Burnout culture runs rampant in social change spaces.
And it doesn’t have to be this way.
I had a lot of fun talking about that with Sarai Johnson on the podcast last week.
We laughed, I talked about that one time I cried in front of my nonprofit boss, we had a great time. (Sarai is an amazing coach, speaker, and author, and the founder of Lean Nonprofit.)
Burnout culture is when...
+ you advocate for others, but feel like a doormat when it comes to your own need for rest and respect
+ you teach yourself how to run an organization, but you’re never done trying to prove yourself as a leader
+ your funders refuse to pay for overhead or salaries, because it’s not “program"
+ you realize how much you've been sucking it up to avoid conflict
+ taking anything for yourself (like vacation) feels like robbing your colleagues, and the communities you serve
+ you fear that if you stopped sacrificing, the whole thing would collapse around you
Burnout culture is fundamentally dehumanizing.
It’s that stingy devil on your shoulder, whispering that you and I are only worth what we produce by the end of the day.
That we are only as good as our impact. That we ourselves are not worth caring for or investing in. And that is the exact opposite of the world we want to build. It doesn’t have to be this way. Because while we’re all affected by the culture we work in, it doesn’t define us.
Because you are not just MAKING an impact. You ARE the impact.
You are worthy of support and care. And what makes you stronger, will strengthen your cause, too.
So here are 3 achievable ways to thwart burnout culture, and thrive while you make your impact.
1: Reset your perspective.
Chronic stress has a narrowing effect on life. Our bodies get rigid, our breath gets tight, we develop tunnel vision, and every encounter with another human feels like an interruption. And all we hear is the voice of burnout culture urgently hissing, “work harder, work faster!”

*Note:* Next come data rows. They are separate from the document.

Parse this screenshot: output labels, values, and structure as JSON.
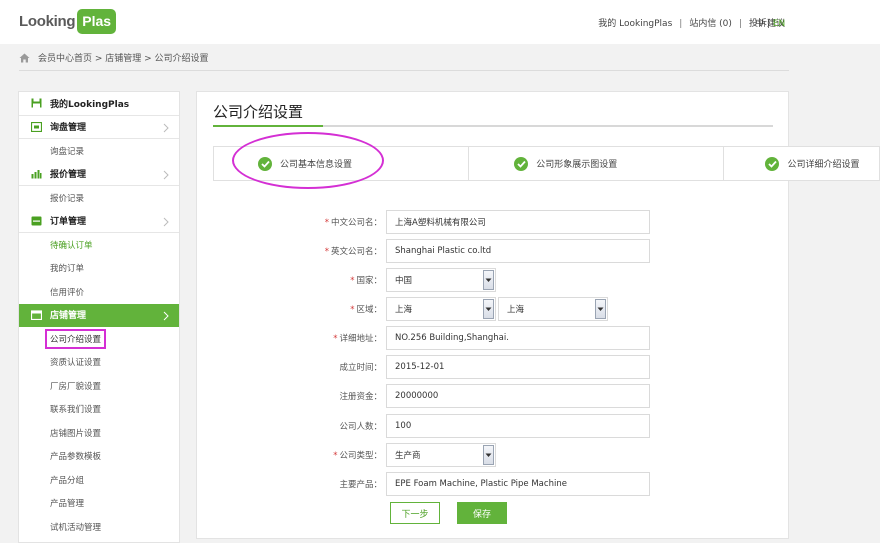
{
  "header": {
    "logo_part1": "Looking",
    "logo_part2": "Plas",
    "link_my": "我的 LookingPlas",
    "link_messages": "站内信 (0)",
    "link_feedback": "投诉建议",
    "lang_zh": "中",
    "lang_sep": " | ",
    "lang_en": "EN"
  },
  "breadcrumb": {
    "text": "会员中心首页 > 店铺管理 > 公司介绍设置"
  },
  "sidebar": {
    "title": "我的LookingPlas",
    "sections": [
      {
        "label": "询盘管理",
        "items": [
          "询盘记录"
        ]
      },
      {
        "label": "报价管理",
        "items": [
          "报价记录"
        ]
      },
      {
        "label": "订单管理",
        "items": [
          "待确认订单",
          "我的订单",
          "信用评价"
        ]
      },
      {
        "label": "店铺管理",
        "items": [
          "公司介绍设置",
          "资质认证设置",
          "厂房厂貌设置",
          "联系我们设置",
          "店铺图片设置",
          "产品参数模板",
          "产品分组",
          "产品管理",
          "试机活动管理"
        ]
      }
    ],
    "active_section": "店铺管理",
    "active_item": "公司介绍设置",
    "accent_color": "#62b33b"
  },
  "main": {
    "title": "公司介绍设置",
    "steps": [
      "公司基本信息设置",
      "公司形象展示图设置",
      "公司详细介绍设置"
    ],
    "form": {
      "cn_name_label": "中文公司名：",
      "cn_name_value": "上海A塑料机械有限公司",
      "en_name_label": "英文公司名：",
      "en_name_value": "Shanghai Plastic co.ltd",
      "country_label": "国家：",
      "country_value": "中国",
      "region_label": "区域：",
      "region_province": "上海",
      "region_city": "上海",
      "address_label": "详细地址：",
      "address_value": "NO.256 Building,Shanghai.",
      "founded_label": "成立时间：",
      "founded_value": "2015-12-01",
      "capital_label": "注册资金：",
      "capital_value": "20000000",
      "staff_label": "公司人数：",
      "staff_value": "100",
      "type_label": "公司类型：",
      "type_value": "生产商",
      "products_label": "主要产品：",
      "products_value": "EPE Foam Machine, Plastic Pipe Machine"
    },
    "btn_next": "下一步",
    "btn_save": "保存"
  }
}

So give yourself a loving reminder that reality is much more spacious than that little devil wants you to believe.
Keep it simple.
Step outside, look at the sky. Feel its expansiveness and all the possibilities that lie under it.
Take in the trees, and reflect on how effortlessly they grow -- at their own pace, with nothing to prove. Feel the earth underneath your feet, how solid it is, how it’s always been there.
Take in a slow, deep breath. Hold for a moment. Then let it out, in an easy sigh.
Repeat as needed.
2: Listen to the Dialogue Lab podcast.
When everything and everyone around you seems to amplify Burnout culture, the leaders I interview and I are over here banging this drum:
"It doesn’t have to be this way. You matter. You are worthy of investment. You can thrive while you make your impact. Because what makes you stronger will strengthen your cause, too. We know, because we’ve been there."
Help us amplify that message by listening in, and if it resonates with you, share it with anyone you know who could use an antidote to burnout culture.
3: Allow yourself to feel good about what you have already accomplished.
My clients are pretty amazing people. But almost every one of them has struggled with a serious case of the “neverenoughs.”
The “neverenoughs” is that feeling as the day draws to a close, that no matter what you got done, you should have done more. It’s that sense that however checkered your career may be with accolades, titles, and accomplishments, it is still not what it should be. And it’s habitually writing off those accomplishments as the product of luck or favors, and not of your skill and hard work.
The “neverenoughs” is an affliction that strikes women in particular, who are often socialized to downplay our achievements, and to believe that it’s a dangerous thing to feel *too* good about yourself.
So take a stand against the neverenoughs. Once a day, take 5 minutes to celebrate something you achieved -- big or small -- either that day, or in your career.
Reflect on the accomplishment, and allow the good feelings to rise up. Pay close attention to how it feels in your body -- especially your heart, diaphragm, and belly. Note with compassion any impulse to push the good feelings away, or to wave away its importance. And go back to that good feeling.
Now mark the good feeling with a token of celebration. Listen to music, dance, call a friend, take a walk, whatever you want.
But whatever you do, don’t cut that celebration short.
So those are my 3 antidotes to burnout culture.
Where do you notice burnout culture? How does it affect you, and what do you do with it? I'd love to hear from you.
And if you found any of this helpful and think you might be able to use some a bit of tailored support in your work for social change, shoot me an email and we can schedule a no pressure free consult.